Output all of the lines below exactly, and leave out each image.

Start of Task inputs

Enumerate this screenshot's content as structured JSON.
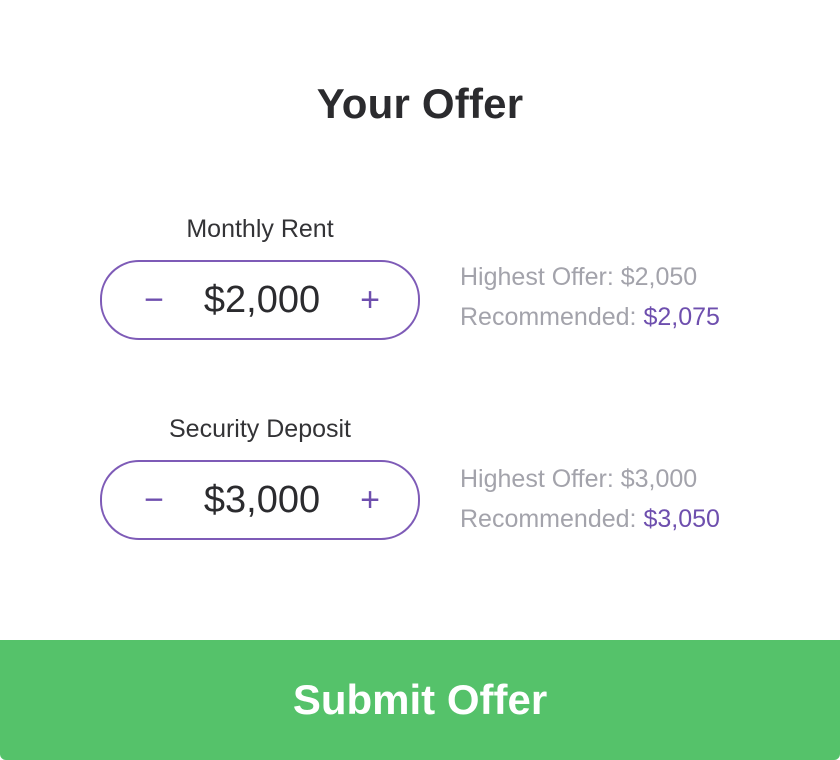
{
  "title": "Your Offer",
  "rent": {
    "label": "Monthly Rent",
    "value": "$2,000",
    "decrement_symbol": "−",
    "increment_symbol": "+",
    "highest_label": "Highest Offer:",
    "highest_value": "$2,050",
    "recommended_label": "Recommended:",
    "recommended_value": "$2,075"
  },
  "deposit": {
    "label": "Security Deposit",
    "value": "$3,000",
    "decrement_symbol": "−",
    "increment_symbol": "+",
    "highest_label": "Highest Offer:",
    "highest_value": "$3,000",
    "recommended_label": "Recommended:",
    "recommended_value": "$3,050"
  },
  "submit_label": "Submit Offer",
  "colors": {
    "accent_purple": "#6e4fae",
    "submit_green": "#55c26a",
    "muted_text": "#a3a3ab"
  }
}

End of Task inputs

**Written answer**
Enumerate this screenshot's content as structured JSON.
{
  "title": "Your Offer",
  "rent": {
    "label": "Monthly Rent",
    "value": "$2,000",
    "decrement_symbol": "−",
    "increment_symbol": "+",
    "highest_label": "Highest Offer:",
    "highest_value": "$2,050",
    "recommended_label": "Recommended:",
    "recommended_value": "$2,075"
  },
  "deposit": {
    "label": "Security Deposit",
    "value": "$3,000",
    "decrement_symbol": "−",
    "increment_symbol": "+",
    "highest_label": "Highest Offer:",
    "highest_value": "$3,000",
    "recommended_label": "Recommended:",
    "recommended_value": "$3,050"
  },
  "submit_label": "Submit Offer",
  "colors": {
    "accent_purple": "#6e4fae",
    "submit_green": "#55c26a",
    "muted_text": "#a3a3ab"
  }
}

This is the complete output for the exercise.